Exercise directions =>
Would you set down the data below exactly as shown?

[App and web page records]
————————

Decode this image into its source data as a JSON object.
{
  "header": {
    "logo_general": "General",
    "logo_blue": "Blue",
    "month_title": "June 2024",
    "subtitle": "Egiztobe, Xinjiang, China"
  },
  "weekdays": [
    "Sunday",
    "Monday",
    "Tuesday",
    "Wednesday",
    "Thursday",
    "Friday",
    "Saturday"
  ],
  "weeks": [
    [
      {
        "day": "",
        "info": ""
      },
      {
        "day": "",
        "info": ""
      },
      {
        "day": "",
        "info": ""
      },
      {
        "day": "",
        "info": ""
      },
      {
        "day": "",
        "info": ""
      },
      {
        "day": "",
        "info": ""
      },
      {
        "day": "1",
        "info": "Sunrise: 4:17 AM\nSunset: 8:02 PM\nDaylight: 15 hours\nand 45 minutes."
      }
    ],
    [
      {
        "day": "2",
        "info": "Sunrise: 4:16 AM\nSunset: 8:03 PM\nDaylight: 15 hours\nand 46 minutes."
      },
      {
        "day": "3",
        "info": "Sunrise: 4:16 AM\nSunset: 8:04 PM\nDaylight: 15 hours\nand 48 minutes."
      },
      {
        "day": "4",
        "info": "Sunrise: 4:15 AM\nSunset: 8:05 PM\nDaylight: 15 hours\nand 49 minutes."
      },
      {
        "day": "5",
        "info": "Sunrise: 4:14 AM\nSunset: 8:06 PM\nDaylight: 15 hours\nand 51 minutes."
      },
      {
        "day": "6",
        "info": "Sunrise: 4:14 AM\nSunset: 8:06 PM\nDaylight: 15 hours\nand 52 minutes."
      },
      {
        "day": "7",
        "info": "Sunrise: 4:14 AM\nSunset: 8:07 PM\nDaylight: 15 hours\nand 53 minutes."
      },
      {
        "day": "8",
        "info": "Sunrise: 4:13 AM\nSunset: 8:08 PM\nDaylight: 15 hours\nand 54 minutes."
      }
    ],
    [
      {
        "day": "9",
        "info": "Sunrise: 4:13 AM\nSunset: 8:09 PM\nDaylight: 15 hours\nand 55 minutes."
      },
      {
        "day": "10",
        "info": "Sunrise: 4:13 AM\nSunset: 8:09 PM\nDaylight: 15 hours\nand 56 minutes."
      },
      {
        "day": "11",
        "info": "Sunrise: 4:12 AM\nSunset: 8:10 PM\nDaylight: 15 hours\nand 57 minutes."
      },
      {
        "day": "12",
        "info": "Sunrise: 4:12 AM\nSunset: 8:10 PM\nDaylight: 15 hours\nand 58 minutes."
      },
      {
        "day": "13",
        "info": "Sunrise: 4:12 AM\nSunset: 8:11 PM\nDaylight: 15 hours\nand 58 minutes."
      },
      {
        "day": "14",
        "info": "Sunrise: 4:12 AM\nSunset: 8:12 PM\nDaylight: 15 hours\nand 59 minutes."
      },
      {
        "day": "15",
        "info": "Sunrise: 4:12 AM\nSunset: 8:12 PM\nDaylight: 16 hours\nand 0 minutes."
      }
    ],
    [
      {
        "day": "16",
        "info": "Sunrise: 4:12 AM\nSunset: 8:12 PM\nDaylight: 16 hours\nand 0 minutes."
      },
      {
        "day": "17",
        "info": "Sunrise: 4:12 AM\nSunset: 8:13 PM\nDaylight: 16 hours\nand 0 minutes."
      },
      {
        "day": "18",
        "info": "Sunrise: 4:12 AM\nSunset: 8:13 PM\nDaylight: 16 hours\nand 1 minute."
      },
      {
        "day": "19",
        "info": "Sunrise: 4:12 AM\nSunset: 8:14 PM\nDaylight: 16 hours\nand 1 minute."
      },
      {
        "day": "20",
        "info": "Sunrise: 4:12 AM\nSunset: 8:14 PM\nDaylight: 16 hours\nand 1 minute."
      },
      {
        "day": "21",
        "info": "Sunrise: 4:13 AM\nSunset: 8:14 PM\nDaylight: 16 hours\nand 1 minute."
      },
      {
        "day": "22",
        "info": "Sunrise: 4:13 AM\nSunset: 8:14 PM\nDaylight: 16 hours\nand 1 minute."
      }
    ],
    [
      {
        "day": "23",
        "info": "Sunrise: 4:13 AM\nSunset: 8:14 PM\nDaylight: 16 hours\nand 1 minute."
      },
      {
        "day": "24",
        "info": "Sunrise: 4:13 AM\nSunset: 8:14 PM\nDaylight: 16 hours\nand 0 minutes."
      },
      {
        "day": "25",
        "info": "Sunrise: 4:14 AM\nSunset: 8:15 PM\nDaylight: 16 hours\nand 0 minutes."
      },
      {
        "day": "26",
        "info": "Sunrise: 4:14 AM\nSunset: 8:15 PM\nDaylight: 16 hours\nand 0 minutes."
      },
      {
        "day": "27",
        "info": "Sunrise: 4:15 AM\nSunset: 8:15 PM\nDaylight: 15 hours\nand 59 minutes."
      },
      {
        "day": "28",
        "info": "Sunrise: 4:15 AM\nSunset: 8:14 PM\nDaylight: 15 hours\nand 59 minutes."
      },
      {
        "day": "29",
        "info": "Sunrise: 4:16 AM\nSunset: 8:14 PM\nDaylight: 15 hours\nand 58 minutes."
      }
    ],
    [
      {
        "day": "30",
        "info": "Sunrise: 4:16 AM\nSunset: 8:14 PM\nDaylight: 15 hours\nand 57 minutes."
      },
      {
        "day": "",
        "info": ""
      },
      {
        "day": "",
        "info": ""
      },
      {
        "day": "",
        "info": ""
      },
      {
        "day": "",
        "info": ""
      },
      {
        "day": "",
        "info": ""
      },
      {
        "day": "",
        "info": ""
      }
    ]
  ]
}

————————

Result of this exercise =>
Decode this image into its source data as a JSON object.
{
  "header": {
    "logo_general": "General",
    "logo_blue": "Blue",
    "month_title": "June 2024",
    "subtitle": "Egiztobe, Xinjiang, China"
  },
  "weekdays": [
    "Sunday",
    "Monday",
    "Tuesday",
    "Wednesday",
    "Thursday",
    "Friday",
    "Saturday"
  ],
  "weeks": [
    [
      {
        "day": "",
        "info": ""
      },
      {
        "day": "",
        "info": ""
      },
      {
        "day": "",
        "info": ""
      },
      {
        "day": "",
        "info": ""
      },
      {
        "day": "",
        "info": ""
      },
      {
        "day": "",
        "info": ""
      },
      {
        "day": "1",
        "info": "Sunrise: 4:17 AM\nSunset: 8:02 PM\nDaylight: 15 hours\nand 45 minutes."
      }
    ],
    [
      {
        "day": "2",
        "info": "Sunrise: 4:16 AM\nSunset: 8:03 PM\nDaylight: 15 hours\nand 46 minutes."
      },
      {
        "day": "3",
        "info": "Sunrise: 4:16 AM\nSunset: 8:04 PM\nDaylight: 15 hours\nand 48 minutes."
      },
      {
        "day": "4",
        "info": "Sunrise: 4:15 AM\nSunset: 8:05 PM\nDaylight: 15 hours\nand 49 minutes."
      },
      {
        "day": "5",
        "info": "Sunrise: 4:14 AM\nSunset: 8:06 PM\nDaylight: 15 hours\nand 51 minutes."
      },
      {
        "day": "6",
        "info": "Sunrise: 4:14 AM\nSunset: 8:06 PM\nDaylight: 15 hours\nand 52 minutes."
      },
      {
        "day": "7",
        "info": "Sunrise: 4:14 AM\nSunset: 8:07 PM\nDaylight: 15 hours\nand 53 minutes."
      },
      {
        "day": "8",
        "info": "Sunrise: 4:13 AM\nSunset: 8:08 PM\nDaylight: 15 hours\nand 54 minutes."
      }
    ],
    [
      {
        "day": "9",
        "info": "Sunrise: 4:13 AM\nSunset: 8:09 PM\nDaylight: 15 hours\nand 55 minutes."
      },
      {
        "day": "10",
        "info": "Sunrise: 4:13 AM\nSunset: 8:09 PM\nDaylight: 15 hours\nand 56 minutes."
      },
      {
        "day": "11",
        "info": "Sunrise: 4:12 AM\nSunset: 8:10 PM\nDaylight: 15 hours\nand 57 minutes."
      },
      {
        "day": "12",
        "info": "Sunrise: 4:12 AM\nSunset: 8:10 PM\nDaylight: 15 hours\nand 58 minutes."
      },
      {
        "day": "13",
        "info": "Sunrise: 4:12 AM\nSunset: 8:11 PM\nDaylight: 15 hours\nand 58 minutes."
      },
      {
        "day": "14",
        "info": "Sunrise: 4:12 AM\nSunset: 8:12 PM\nDaylight: 15 hours\nand 59 minutes."
      },
      {
        "day": "15",
        "info": "Sunrise: 4:12 AM\nSunset: 8:12 PM\nDaylight: 16 hours\nand 0 minutes."
      }
    ],
    [
      {
        "day": "16",
        "info": "Sunrise: 4:12 AM\nSunset: 8:12 PM\nDaylight: 16 hours\nand 0 minutes."
      },
      {
        "day": "17",
        "info": "Sunrise: 4:12 AM\nSunset: 8:13 PM\nDaylight: 16 hours\nand 0 minutes."
      },
      {
        "day": "18",
        "info": "Sunrise: 4:12 AM\nSunset: 8:13 PM\nDaylight: 16 hours\nand 1 minute."
      },
      {
        "day": "19",
        "info": "Sunrise: 4:12 AM\nSunset: 8:14 PM\nDaylight: 16 hours\nand 1 minute."
      },
      {
        "day": "20",
        "info": "Sunrise: 4:12 AM\nSunset: 8:14 PM\nDaylight: 16 hours\nand 1 minute."
      },
      {
        "day": "21",
        "info": "Sunrise: 4:13 AM\nSunset: 8:14 PM\nDaylight: 16 hours\nand 1 minute."
      },
      {
        "day": "22",
        "info": "Sunrise: 4:13 AM\nSunset: 8:14 PM\nDaylight: 16 hours\nand 1 minute."
      }
    ],
    [
      {
        "day": "23",
        "info": "Sunrise: 4:13 AM\nSunset: 8:14 PM\nDaylight: 16 hours\nand 1 minute."
      },
      {
        "day": "24",
        "info": "Sunrise: 4:13 AM\nSunset: 8:14 PM\nDaylight: 16 hours\nand 0 minutes."
      },
      {
        "day": "25",
        "info": "Sunrise: 4:14 AM\nSunset: 8:15 PM\nDaylight: 16 hours\nand 0 minutes."
      },
      {
        "day": "26",
        "info": "Sunrise: 4:14 AM\nSunset: 8:15 PM\nDaylight: 16 hours\nand 0 minutes."
      },
      {
        "day": "27",
        "info": "Sunrise: 4:15 AM\nSunset: 8:15 PM\nDaylight: 15 hours\nand 59 minutes."
      },
      {
        "day": "28",
        "info": "Sunrise: 4:15 AM\nSunset: 8:14 PM\nDaylight: 15 hours\nand 59 minutes."
      },
      {
        "day": "29",
        "info": "Sunrise: 4:16 AM\nSunset: 8:14 PM\nDaylight: 15 hours\nand 58 minutes."
      }
    ],
    [
      {
        "day": "30",
        "info": "Sunrise: 4:16 AM\nSunset: 8:14 PM\nDaylight: 15 hours\nand 57 minutes."
      },
      {
        "day": "",
        "info": ""
      },
      {
        "day": "",
        "info": ""
      },
      {
        "day": "",
        "info": ""
      },
      {
        "day": "",
        "info": ""
      },
      {
        "day": "",
        "info": ""
      },
      {
        "day": "",
        "info": ""
      }
    ]
  ]
}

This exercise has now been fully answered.